STORY INLINE POST
Vertical integration within the aerospace supply chain has become very important, but it still requires stronger participation from local, Mexican companies and the strong and decisive collaboration of the big aerospace companies.
The specialization in more complex processes will make the difference, meaning that Mexico can switch from being a low-cost country contributor to a key supply chain element.
Just recently, I had the opportunity and the honor of being invited to the grand opening for the new process of HIPing, a unique and extremely important process for the industry that has the support and collaboration of a key supplier to the world’s major aerospace companies.

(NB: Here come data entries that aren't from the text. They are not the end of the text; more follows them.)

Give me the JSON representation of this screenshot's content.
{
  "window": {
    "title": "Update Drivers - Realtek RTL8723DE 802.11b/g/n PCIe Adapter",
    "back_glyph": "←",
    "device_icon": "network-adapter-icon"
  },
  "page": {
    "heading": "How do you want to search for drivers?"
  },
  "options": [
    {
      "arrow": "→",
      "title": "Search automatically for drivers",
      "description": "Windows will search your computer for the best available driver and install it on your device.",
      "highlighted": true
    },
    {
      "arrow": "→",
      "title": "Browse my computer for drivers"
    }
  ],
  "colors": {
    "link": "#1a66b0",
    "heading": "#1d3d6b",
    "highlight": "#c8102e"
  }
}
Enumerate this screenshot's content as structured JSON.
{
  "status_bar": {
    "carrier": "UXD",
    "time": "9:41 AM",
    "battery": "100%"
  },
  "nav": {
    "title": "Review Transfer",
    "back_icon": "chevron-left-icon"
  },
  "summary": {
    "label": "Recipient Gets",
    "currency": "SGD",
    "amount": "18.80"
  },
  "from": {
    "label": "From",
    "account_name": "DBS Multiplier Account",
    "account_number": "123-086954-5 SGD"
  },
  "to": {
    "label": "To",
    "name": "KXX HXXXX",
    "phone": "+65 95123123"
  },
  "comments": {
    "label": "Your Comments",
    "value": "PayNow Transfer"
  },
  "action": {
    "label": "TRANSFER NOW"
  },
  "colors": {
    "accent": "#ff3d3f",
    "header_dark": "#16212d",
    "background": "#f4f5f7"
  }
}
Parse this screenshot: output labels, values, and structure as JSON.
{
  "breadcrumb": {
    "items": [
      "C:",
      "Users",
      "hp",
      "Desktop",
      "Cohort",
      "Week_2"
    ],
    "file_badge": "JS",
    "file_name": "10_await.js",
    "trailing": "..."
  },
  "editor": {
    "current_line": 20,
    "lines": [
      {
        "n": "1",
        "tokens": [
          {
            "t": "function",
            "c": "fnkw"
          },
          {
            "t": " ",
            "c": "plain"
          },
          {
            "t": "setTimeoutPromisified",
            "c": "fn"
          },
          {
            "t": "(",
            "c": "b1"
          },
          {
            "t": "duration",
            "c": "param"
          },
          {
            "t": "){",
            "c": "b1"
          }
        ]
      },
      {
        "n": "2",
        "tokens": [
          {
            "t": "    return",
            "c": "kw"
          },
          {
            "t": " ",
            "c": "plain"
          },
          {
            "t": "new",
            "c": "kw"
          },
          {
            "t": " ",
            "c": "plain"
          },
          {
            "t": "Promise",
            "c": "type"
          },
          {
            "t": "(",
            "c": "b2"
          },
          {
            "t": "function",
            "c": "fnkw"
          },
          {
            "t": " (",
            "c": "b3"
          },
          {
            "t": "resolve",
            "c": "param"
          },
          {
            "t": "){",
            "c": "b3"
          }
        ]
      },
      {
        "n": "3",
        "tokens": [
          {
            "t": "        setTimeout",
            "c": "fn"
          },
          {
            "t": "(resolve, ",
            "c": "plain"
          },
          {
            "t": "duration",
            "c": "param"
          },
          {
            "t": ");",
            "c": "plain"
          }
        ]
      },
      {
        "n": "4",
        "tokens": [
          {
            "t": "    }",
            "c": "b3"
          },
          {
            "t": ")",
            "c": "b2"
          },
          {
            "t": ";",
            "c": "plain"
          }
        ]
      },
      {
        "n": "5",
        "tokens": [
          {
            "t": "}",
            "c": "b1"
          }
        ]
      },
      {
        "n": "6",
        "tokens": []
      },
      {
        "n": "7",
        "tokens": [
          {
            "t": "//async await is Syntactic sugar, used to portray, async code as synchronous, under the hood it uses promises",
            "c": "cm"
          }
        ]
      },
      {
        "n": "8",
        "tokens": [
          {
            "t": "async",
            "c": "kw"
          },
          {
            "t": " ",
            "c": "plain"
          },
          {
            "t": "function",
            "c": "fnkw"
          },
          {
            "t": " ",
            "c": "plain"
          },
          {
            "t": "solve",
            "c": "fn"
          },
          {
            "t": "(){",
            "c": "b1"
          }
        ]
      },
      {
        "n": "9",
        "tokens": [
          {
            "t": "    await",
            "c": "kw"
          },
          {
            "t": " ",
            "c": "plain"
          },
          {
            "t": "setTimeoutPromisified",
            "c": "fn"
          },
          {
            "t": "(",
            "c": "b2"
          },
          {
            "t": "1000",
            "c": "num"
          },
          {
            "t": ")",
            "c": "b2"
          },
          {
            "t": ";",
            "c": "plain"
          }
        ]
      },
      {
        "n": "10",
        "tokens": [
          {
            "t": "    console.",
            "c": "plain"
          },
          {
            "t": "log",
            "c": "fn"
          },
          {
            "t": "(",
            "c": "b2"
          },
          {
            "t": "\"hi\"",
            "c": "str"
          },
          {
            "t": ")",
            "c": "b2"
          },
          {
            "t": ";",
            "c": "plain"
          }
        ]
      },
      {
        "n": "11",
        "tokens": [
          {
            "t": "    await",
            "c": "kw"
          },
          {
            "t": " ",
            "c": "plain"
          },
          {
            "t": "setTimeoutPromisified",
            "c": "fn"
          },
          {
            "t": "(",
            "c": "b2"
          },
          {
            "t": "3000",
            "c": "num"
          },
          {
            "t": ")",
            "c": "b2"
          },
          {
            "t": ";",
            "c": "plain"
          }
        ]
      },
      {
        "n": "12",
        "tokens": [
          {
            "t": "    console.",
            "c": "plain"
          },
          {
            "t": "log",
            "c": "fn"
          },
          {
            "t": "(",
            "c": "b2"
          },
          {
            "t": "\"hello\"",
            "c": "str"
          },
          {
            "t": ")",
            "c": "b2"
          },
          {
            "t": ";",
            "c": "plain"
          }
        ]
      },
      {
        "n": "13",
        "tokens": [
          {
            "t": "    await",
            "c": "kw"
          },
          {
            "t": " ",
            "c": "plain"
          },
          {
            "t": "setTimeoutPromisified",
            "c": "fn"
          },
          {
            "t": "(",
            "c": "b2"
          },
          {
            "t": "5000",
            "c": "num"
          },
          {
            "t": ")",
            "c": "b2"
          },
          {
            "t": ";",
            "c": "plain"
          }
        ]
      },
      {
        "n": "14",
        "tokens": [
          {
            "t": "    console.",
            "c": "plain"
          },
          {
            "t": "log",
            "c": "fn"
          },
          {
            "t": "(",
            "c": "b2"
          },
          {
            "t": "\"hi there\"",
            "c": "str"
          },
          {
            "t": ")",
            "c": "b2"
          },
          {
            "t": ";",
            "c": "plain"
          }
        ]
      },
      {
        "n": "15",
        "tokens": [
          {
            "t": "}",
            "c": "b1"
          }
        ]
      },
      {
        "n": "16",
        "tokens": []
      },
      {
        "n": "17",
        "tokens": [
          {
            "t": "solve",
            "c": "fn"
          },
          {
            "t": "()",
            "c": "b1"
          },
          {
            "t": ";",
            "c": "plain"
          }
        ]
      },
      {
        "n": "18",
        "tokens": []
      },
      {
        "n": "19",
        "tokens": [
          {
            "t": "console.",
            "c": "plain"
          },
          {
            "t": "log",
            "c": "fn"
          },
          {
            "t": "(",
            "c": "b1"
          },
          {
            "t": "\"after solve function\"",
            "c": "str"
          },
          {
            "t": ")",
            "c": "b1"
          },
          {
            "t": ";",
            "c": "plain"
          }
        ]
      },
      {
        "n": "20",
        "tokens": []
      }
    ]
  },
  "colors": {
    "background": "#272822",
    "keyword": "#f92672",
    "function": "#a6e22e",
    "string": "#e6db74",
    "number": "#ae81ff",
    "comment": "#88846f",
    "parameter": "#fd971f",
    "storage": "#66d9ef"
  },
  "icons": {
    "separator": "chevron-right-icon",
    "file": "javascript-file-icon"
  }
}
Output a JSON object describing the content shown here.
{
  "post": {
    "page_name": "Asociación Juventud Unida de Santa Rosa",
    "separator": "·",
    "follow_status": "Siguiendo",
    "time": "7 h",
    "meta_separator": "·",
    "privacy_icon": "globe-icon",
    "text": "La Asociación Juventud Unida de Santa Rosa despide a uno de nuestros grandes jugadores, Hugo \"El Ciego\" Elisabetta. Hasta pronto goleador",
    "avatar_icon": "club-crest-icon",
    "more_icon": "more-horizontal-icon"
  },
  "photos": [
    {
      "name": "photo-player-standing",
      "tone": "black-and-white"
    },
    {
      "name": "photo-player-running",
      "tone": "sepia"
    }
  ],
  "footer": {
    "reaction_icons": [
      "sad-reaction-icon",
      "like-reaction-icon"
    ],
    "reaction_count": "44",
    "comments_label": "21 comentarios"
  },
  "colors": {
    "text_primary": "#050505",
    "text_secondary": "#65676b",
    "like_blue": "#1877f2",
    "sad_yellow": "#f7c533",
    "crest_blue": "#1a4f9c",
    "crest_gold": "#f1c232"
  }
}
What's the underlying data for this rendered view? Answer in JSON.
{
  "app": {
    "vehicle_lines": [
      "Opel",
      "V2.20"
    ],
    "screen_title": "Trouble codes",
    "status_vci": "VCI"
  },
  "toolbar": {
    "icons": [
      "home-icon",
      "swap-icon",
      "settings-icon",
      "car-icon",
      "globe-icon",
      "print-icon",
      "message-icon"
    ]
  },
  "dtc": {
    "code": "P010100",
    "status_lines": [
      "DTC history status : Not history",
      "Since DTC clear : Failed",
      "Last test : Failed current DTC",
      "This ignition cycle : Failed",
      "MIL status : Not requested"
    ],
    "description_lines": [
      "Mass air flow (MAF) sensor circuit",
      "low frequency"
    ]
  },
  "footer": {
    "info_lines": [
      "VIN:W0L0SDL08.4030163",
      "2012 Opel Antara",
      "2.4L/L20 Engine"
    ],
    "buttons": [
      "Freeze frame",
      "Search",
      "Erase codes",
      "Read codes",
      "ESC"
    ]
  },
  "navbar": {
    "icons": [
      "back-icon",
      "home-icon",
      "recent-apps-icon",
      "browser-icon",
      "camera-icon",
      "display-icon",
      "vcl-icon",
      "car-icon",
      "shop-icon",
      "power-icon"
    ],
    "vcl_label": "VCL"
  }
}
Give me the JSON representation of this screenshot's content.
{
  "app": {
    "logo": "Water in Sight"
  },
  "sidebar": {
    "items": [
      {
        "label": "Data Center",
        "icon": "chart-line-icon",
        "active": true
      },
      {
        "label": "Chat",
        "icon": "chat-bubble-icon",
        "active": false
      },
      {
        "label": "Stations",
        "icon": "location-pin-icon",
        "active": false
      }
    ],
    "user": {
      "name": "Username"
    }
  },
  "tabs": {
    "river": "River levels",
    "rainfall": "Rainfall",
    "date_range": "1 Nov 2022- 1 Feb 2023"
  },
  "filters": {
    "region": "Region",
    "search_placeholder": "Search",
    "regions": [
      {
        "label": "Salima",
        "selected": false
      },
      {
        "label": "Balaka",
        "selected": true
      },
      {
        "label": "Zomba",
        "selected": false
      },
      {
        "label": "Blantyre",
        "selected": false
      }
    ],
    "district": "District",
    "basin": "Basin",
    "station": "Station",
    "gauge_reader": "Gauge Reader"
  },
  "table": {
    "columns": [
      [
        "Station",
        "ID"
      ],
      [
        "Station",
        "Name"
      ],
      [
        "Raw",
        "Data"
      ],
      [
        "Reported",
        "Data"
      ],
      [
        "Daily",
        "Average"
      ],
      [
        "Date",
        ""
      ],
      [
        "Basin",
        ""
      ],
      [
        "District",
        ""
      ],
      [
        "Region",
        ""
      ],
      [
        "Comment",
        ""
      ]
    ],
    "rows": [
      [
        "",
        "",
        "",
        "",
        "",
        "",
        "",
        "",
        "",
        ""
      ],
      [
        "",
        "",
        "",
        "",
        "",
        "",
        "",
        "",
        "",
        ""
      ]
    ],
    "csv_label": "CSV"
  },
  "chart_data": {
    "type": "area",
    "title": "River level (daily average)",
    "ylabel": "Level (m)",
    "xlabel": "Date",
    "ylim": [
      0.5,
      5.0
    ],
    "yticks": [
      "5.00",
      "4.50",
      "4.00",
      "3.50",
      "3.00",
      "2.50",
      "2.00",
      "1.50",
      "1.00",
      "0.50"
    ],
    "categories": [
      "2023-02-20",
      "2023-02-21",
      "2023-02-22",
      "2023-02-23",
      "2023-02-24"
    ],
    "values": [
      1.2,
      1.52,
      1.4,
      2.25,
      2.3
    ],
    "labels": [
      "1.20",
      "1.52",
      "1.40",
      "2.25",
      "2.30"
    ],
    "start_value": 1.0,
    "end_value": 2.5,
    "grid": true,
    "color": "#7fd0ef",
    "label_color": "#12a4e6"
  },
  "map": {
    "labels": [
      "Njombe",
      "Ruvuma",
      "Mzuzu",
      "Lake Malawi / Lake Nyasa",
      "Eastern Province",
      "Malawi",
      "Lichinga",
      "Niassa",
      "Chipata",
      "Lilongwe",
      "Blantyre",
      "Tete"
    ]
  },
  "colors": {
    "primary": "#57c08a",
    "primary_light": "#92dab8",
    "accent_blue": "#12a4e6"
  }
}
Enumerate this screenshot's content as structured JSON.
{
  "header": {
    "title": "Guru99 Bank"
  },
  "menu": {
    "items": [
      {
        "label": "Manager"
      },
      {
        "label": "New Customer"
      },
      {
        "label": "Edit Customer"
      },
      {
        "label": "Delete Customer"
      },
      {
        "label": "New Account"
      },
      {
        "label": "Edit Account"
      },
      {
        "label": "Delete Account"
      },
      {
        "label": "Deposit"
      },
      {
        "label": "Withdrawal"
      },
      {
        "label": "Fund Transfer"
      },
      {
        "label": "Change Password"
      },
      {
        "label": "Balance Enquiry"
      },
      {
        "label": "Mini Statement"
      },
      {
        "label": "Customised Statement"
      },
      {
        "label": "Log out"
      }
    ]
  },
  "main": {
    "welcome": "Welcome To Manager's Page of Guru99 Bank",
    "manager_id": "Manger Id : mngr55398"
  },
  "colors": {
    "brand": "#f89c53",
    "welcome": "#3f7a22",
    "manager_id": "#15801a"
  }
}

The most important and relevant fact is that the entrepreneurs and technical and engineering staff areMexican, a smart team from Chihuahua, a state that after years of significant monetary investment and adjusting to the learning curve, developed the human talent to create a state-of-the-art operation.
The company referred to above isHTMX, and its head Humberto Ramos and his fabulous team. After a long and complex certification and validation process, HTMX became the first-ever Latin American company to become NADCAP certified for the HIP + Heat treatment operation. HIPing is a thermo-mechanical process used to improve density in metals and ceramics with the use of extreme temperature and pressure. This guarantees desired mechanical properties for critical aerospace components, among them engine parts. Honeywell has been the key sponsor throughout the whole process, which has taken a few years.
This represents a huge milestone for the development of the Mexican aerospace industry, and proves that dedication, study and a firm vision of the objectives leads to a clear path and success. The key is to follow the right steps, and find a way to bond with final users, creating a true commitment between both parties.
We are very proud of HTMX’s success and hope this inspires others to have the patience, dedication, and discipline to understand the nature of the aerospace business. It is a huge wheel that turns slowly, but it is a long-term relationship with very good economic benefits in the long run.
It has been many years since the aerospace industry started in Mexico, and we have experienced significant progress thanks to foreign investment, but also the participation of a few Mexican companies. It should be recognized that this participation has been growing, although not with the velocity to assure a solid local supply chain based on national investment in the next five five years. Nearshoring in aerospace, however, is now an element that can help solidify this.
Mexico has recovered its first place global ranking as the main exporter to the US. In January 2023, Mexico represented 15.2% of US imports with a bilateral value of US$63.9 billion, or about US$2 billion more than Canada.
It should be pointed out that current economic conditions represent a high-risk factor in 2023, with a potential recession that could impact cash flows and investment considerations..
On the other hand, history has shown that many companies have been successful by taking a risk when the market was walking in the opposite direction. I am not clairvoyant, but certainly when the times calm down, those taking the risk today may be the first in line to attract or attack the market in the future.
The follow-up and sponsoring that Honeywell did over all these years has come to fruition and demonstrates the exact steps that need to be followed to really create a supplier that is well developed and strongly allied with the exact needs of their business.
Having this kind of commitment and compromise, we certainly will be capable of creating a strong and valuable supply chain. The example exists, and the steps can be shared. Willpower is the key to make it happen; it is a win-win situation .
Unfortunately, there are no clear paths on the federal government side to support these efforts, although it is clear our progress will bring with it the transfer of technology and make Mexico a higher-value-added country. These efforts can certainly be completed by the private sector, perhaps with support from some of the states or municipal authorities, which can provide funds to establish the greenfield and basic infrastructures that spur the development of local talent and an entrepreneurial society.
Let's work together, both big companies and PYMES (small and medium size businesses), in our efforts to be competitive and have a strong and solid vertical integration in the country.
The banks will also have a chance to participate in the processes, but current conditions are prohibitive for financing projects, given the high interest rates today. We certainly need to create a real development-based financial institution that can provide support at lower than market interest rates, just like development banks do in other latitudes. Again, though, this requires the vision of the government to collaborate on projects that will create new jobs with significantly better salary ranges. That is how we will really create better jobs that are better paid, reducing the need for the subsidies that are provided due to the lack of good job opportunities.